Final ballots could swing several legislative races

Posted November 15, 2018 7:25 p.m. EST

— Elections officials statewide spent Thursday going through provisional ballots and absentee ballots that came in after Election Day as counties prepare to certify election results on Friday.

Unlike Florida, which is conducting a hand recount in a U.S. Senate race as lawsuits and court orders keep rolling in over election results, the process is pretty orderly in North Carolina. County elections officials have 10 days to double-check results and research provisional votes and same-day registrations. There are also thousands of military and overseas ballots that were legally mailed on Election Day but didn't arrive back at a local elections office for several days.

The Wake County Board of Elections had to go through about 5,700 provisional ballots. Staff spent days investigating them to determine if the people who cast them were eligible to vote before sorting them into bins for recommended approval, partial approval or denial. About two-thirds are expected to be completely or partially counted.

Wake County elections officials also counted about 3,000 absentee ballots that came in since Election Day.

Gerry Cohen, who served as the top attorney at the legislature for years and wrote a lot of the state's election laws, said those extra votes don't usually change the outcome of a race.

"There's only two elections that I know of since provisional ballots started in 2004 that's actually made a difference, as far as I know," Cohen said.

The most infamous was the state superintendent of public instruction race in 2004, which ended up being decided by the legislature because of vote-counting irregularities.

Still, this has been a year of close races. Six legislative seats, the most in recent memory, are within the 1 percent margin for a recount:

  • Democrat Harper Peterson leads Sen. Michael Lee, R-New Hanover, by 36 votes in Senate District 9. New Hanover County elections officials said they have 1,200 provisional ballots and 600 absentee ballots that arrived after 5 p.m. Tuesday.
  • Democrat Kirk deViere leads Sen. Wesley Meredith, R-Cumberland, by 306 votes in Senate District 19.
  • Democrat Michael Garrett leads Sen. Trudy Wade, R-Guilford, by 763 votes in Senate District 27.
  • Rep. Stephen Ross, R-Alamance, leads Democrat Erica McAdoo by 295 votes in House District 63.
  • Democrat Christy Clark leads Rep. John Bradford, R-Mecklenburg, by 333 votes in House District 98.
  • Rep. Bill Brawley, R-Mecklenburg, leads Democrat Rachel Hunt by 52 votes in House District 103.

In Wake County, two races are just outside the recount margin:

Democrat Julie von Haefen leads Rep. Nelson Dollar, R-Wake, by 687 votes in House District 36.

Democrat Sydney Batch leads Rep. John Adcock, R-Wake, by 785 votes in House District 37.

Cohen said the closer races are likely a result of Democrats spending heavily in swing districts this year. He also noted that provisional ballots traditionally lean Democrat while mail-in ballots lean Republican, but that trend may not hold this year.

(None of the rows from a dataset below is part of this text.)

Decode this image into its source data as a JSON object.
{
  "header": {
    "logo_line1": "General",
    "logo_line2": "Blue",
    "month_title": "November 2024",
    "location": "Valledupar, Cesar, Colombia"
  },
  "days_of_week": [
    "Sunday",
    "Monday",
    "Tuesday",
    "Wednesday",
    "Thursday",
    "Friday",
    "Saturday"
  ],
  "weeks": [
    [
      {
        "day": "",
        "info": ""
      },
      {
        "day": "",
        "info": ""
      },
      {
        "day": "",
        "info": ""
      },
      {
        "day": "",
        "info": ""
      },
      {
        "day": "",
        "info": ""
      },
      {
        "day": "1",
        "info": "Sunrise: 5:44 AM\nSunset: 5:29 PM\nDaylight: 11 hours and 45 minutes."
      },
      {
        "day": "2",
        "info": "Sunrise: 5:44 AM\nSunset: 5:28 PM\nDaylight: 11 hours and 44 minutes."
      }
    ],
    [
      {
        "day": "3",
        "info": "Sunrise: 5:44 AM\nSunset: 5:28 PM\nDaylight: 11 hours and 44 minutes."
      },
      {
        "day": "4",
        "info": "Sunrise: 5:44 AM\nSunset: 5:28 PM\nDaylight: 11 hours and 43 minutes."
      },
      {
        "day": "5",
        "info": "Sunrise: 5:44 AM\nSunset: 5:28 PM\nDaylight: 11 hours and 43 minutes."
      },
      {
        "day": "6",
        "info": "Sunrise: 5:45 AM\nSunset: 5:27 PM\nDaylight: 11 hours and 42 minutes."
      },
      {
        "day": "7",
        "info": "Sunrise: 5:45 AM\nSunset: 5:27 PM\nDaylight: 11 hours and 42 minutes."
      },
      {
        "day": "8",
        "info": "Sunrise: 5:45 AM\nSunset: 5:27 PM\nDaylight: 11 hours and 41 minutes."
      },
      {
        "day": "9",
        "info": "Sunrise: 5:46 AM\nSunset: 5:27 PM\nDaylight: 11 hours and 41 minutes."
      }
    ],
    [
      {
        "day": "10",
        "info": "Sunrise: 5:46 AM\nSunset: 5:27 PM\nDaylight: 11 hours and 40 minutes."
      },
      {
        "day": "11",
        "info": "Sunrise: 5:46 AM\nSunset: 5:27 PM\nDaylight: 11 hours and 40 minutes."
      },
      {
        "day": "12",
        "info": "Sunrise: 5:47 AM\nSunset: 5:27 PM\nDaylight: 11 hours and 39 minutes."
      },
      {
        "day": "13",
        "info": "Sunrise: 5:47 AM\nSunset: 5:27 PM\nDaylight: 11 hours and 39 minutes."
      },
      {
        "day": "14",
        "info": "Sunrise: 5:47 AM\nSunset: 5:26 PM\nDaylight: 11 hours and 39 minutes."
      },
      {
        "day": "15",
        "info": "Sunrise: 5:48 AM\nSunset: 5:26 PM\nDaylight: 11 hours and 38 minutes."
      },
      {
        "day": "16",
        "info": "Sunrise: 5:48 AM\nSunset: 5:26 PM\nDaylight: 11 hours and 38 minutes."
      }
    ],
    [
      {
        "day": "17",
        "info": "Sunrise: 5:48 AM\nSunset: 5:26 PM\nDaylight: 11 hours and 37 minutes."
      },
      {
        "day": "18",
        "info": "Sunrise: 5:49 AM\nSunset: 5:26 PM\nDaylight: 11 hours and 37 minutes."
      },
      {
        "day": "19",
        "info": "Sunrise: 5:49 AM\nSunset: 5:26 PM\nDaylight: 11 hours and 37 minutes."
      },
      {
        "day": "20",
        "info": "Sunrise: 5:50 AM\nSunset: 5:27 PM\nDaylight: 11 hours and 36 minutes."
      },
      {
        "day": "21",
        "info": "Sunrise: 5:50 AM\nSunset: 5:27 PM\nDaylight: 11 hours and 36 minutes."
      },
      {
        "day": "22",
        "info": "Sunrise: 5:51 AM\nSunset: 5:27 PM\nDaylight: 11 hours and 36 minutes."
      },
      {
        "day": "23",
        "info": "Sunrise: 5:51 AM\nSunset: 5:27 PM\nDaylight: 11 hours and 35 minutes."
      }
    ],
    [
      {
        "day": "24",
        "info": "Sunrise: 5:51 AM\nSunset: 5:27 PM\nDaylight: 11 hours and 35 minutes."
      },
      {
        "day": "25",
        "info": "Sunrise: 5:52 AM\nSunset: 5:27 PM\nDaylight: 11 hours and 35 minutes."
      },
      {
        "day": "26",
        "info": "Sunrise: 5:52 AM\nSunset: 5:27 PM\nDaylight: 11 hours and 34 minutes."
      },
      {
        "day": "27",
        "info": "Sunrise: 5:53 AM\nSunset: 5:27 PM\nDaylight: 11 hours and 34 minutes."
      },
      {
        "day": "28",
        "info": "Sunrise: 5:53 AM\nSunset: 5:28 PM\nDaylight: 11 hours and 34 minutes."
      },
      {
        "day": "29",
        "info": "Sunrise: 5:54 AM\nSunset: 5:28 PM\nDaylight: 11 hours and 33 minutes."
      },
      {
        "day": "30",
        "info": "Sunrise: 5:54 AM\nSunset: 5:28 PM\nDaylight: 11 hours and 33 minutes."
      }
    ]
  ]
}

"Four years ago, absentee ballots, in terms of voter registration, they were 15 percent more Republican than Democrats. This year, statewide, they were 10 percent more Democrats than Republicans," Cohen said. "So, we’ve seen a big shift in people voting by mail this year."